5. Conclusion

[5.1] While it is doubtful, and irrelevant, that the Gregory Brothers meant to recreate a history of antiblackness and white supremacist logic, the fact remains that they were guilty of it nonetheless because of either their ignorance of or disinterest toward the idiosyncrasies inherently involved with the representation of blackness. Still, the video's overwhelming popularity makes everyone who shared and bought the video and song complicit on some level. The songs and videos of Dodson that were made by internet content creators reveal two important points about the status of the black image and the way representations of the black body have been consumed.

[5.2] The first is that the ontological status of the visual black body is in no way removed from the ontological status of its referent. Which is to say, borrowing again from Saidiya Hartman, that the primary ideological condition of images of the black body is one of accumulation and fungibility. The second point is one that has always been true but that the internal logic and methodologies of fandom culture only make clearer, particularly in the digital age: for those who both create and consume content, there exists the capacity to occupy the black body, to imbue it and embody it with deeply rooted historic aggressions that reify the systemic and institutional oppressions found in the DNA of the United States. In order to avoid this reification, creators must make a deliberate and concerted effort to use antiracist and decolonial methodologies. Simply wanting to be inclusive is not enough; it has never been enough.

[5.3] Historically, black people have had limited control over how their imagistic and textualized bodies are encoded with meaning in mass media culture. Transformative fan works of the black body can lead to a further destabilization of the authority that black people have fought so hard to obtain. At best, this means that predominantly black fans will have to spend time and emotional labor in correcting those fans who are reproducing white supremacist logics without intending to. At worst, it leads to a violent participatory culture in which the images of the black body are used either as a justification to terrorize or as the terror itself. Of course, as Rukmini Pande (2018) has pointed out, this is a similar argument that racist fans have used to deflect from their racism. I am not suggesting that the racism of white fans and white fan studies scholars who have ignored black characters and black texts should be disregarded. I am, however, suggesting that when we call for greater inclusion within fan spaces, we must be careful what we are asking for, and from whom we are asking it.

6. References

Busse, Kristina, and Karen Hellekson. 2014. "Introduction: Why a Fan Studies Reader Now?" In The Fan Fiction Studies Reader, edited by Kristina Busse and Karen Hellekson, 1–18. Iowa City: University of Iowa Press.

Fiske, John. 1992. "The Cultural Economy of Fandom." In The Adoring Audience: Fan Culture in Popular Media, edited by Lisa A. Lewis, 30–49. New York: Routledge.

Hartman, Saidiya. 1997. Scenes of Subjection: Terror, Slavery, and Self-making in Nineteenth Century America.

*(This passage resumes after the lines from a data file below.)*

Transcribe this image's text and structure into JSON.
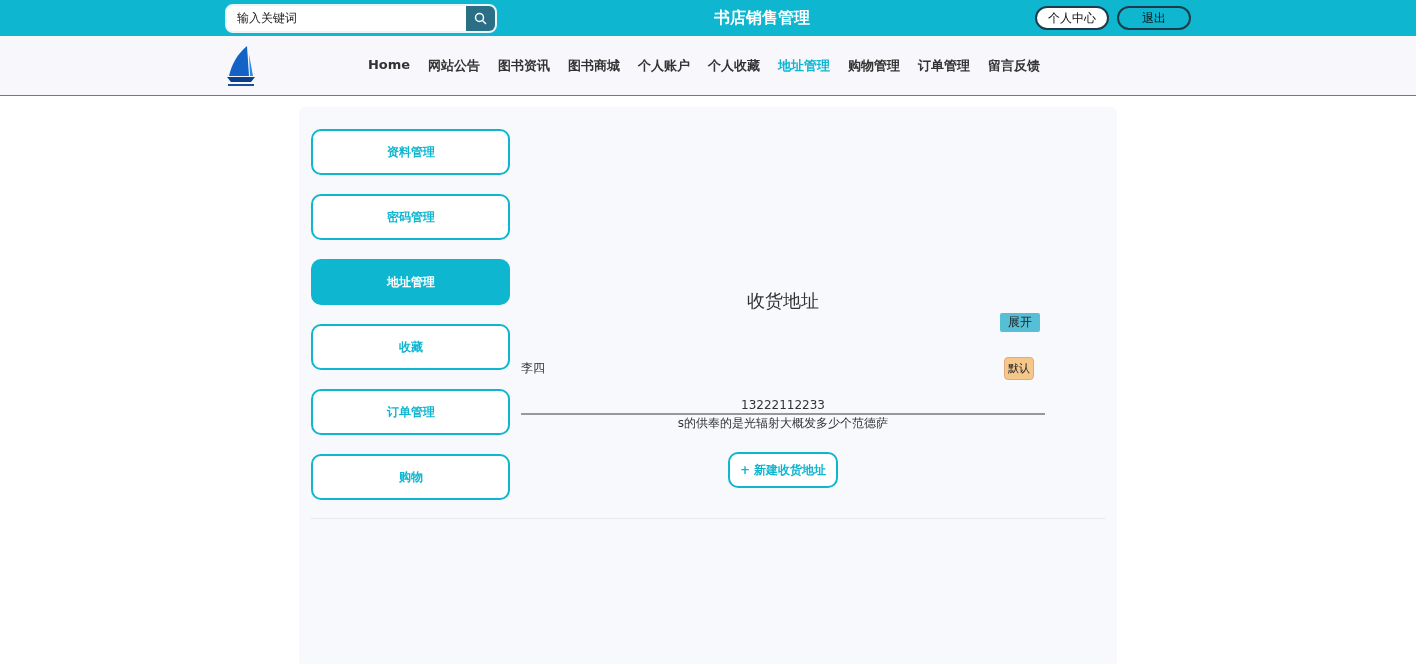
{
  "header": {
    "search": {
      "placeholder": "输入关键词"
    },
    "title": "书店销售管理",
    "buttons": [
      {
        "label": "个人中心",
        "kind": "light"
      },
      {
        "label": "退出",
        "kind": "dark"
      }
    ]
  },
  "nav": {
    "items": [
      {
        "label": "Home",
        "selected": false
      },
      {
        "label": "网站公告",
        "selected": false
      },
      {
        "label": "图书资讯",
        "selected": false
      },
      {
        "label": "图书商城",
        "selected": false
      },
      {
        "label": "个人账户",
        "selected": false
      },
      {
        "label": "个人收藏",
        "selected": false
      },
      {
        "label": "地址管理",
        "selected": true
      },
      {
        "label": "购物管理",
        "selected": false
      },
      {
        "label": "订单管理",
        "selected": false
      },
      {
        "label": "留言反馈",
        "selected": false
      }
    ]
  },
  "sidebar": {
    "items": [
      {
        "label": "资料管理",
        "selected": false
      },
      {
        "label": "密码管理",
        "selected": false
      },
      {
        "label": "地址管理",
        "selected": true
      },
      {
        "label": "收藏",
        "selected": false
      },
      {
        "label": "订单管理",
        "selected": false
      },
      {
        "label": "购物",
        "selected": false
      }
    ]
  },
  "address_panel": {
    "title": "收货地址",
    "expand_button": "展开",
    "addresses": [
      {
        "name": "李四",
        "badge": "默认",
        "phone": "13222112233",
        "address": "s的供奉的是光辐射大概发多少个范德萨"
      }
    ],
    "new_button": "+ 新建收货地址"
  }
}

Oxford: Oxford University Press.

Pande, Rukmini. 2018. Squee from the Margins: Fandom and Race. Iowa City: University of Iowa Press.

Springhall, John. 2008. The Genesis of Mass Culture: Show Business Live in America, 1840 to 1940. New York: Palgrave Macmillan.

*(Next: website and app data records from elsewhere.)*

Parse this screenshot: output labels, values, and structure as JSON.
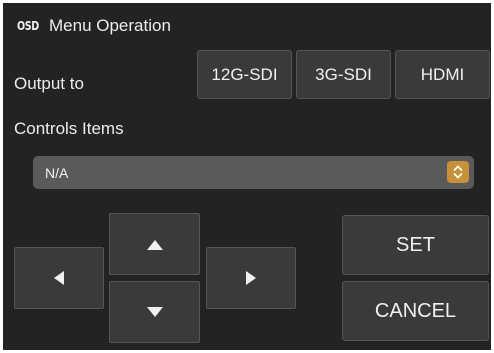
{
  "header": {
    "icon_label": "OSD",
    "title": "Menu Operation"
  },
  "output": {
    "label": "Output to",
    "options": [
      "12G-SDI",
      "3G-SDI",
      "HDMI"
    ]
  },
  "controls": {
    "label": "Controls Items",
    "selected": "N/A"
  },
  "nav": {
    "left_icon": "arrow-left-icon",
    "up_icon": "arrow-up-icon",
    "down_icon": "arrow-down-icon",
    "right_icon": "arrow-right-icon"
  },
  "actions": {
    "set_label": "SET",
    "cancel_label": "CANCEL"
  },
  "colors": {
    "panel_bg": "#232323",
    "button_bg": "#3a3a3a",
    "select_bg": "#5a5a5a",
    "accent": "#c7913a"
  }
}
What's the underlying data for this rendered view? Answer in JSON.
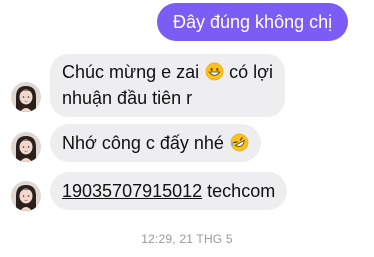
{
  "conversation": {
    "sent_message": {
      "text": "Đây đúng không chị"
    },
    "received_messages": [
      {
        "line1": "Chúc mừng e zai",
        "line1_suffix": "có lợi",
        "line2": "nhuận đầu tiên r",
        "emoji": "grinning-face-emoji"
      },
      {
        "text": "Nhớ công c đấy nhé",
        "emoji": "rolling-on-floor-laughing-emoji"
      },
      {
        "link_text": "19035707915012",
        "text_after": "techcom"
      }
    ],
    "timestamp": "12:29, 21 THG 5"
  },
  "colors": {
    "sent_bubble": "#7b5cf5",
    "received_bubble": "#eeedf0",
    "timestamp": "#9a99a0"
  }
}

Stanfill, Mel. 2018. "The Unbearable Whiteness of Fandom and Fan Studies." In A Companion to Media Fandom and Fan Studies, edited by Paul Booth, 305–19. New York: Wiley-Blackwell.

Wanzo, Rebecca. 2015. "African American Acafandom and Other Strangers: New Genaologies of Fan Studies." Transformative Works and Cultures, no. 20.

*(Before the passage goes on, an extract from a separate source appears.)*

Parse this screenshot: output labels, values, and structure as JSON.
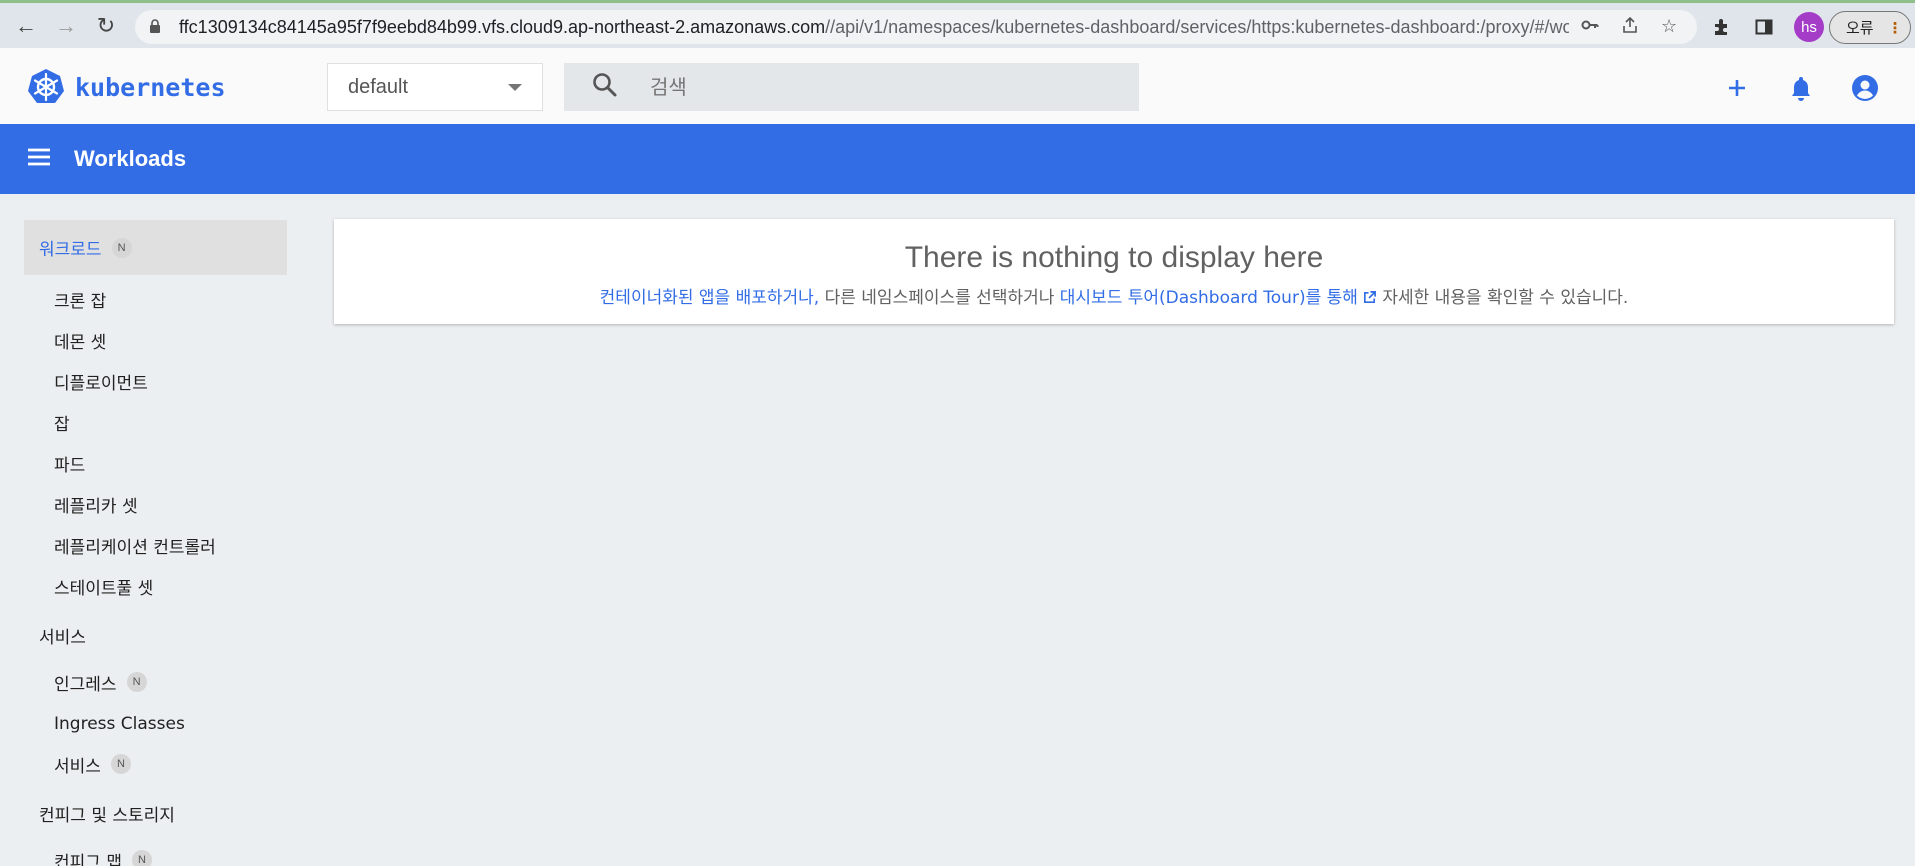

Warner, Kristen J. 2015. "ABC's Scandal and Black Women's Fandom." In Cupcakes, Pinterest, and Ladyporn: Feminized Popular Culture in the Early Twenty-First Century, edited by Elana Levine, 32–50. Bloomington: University of Illinois Press.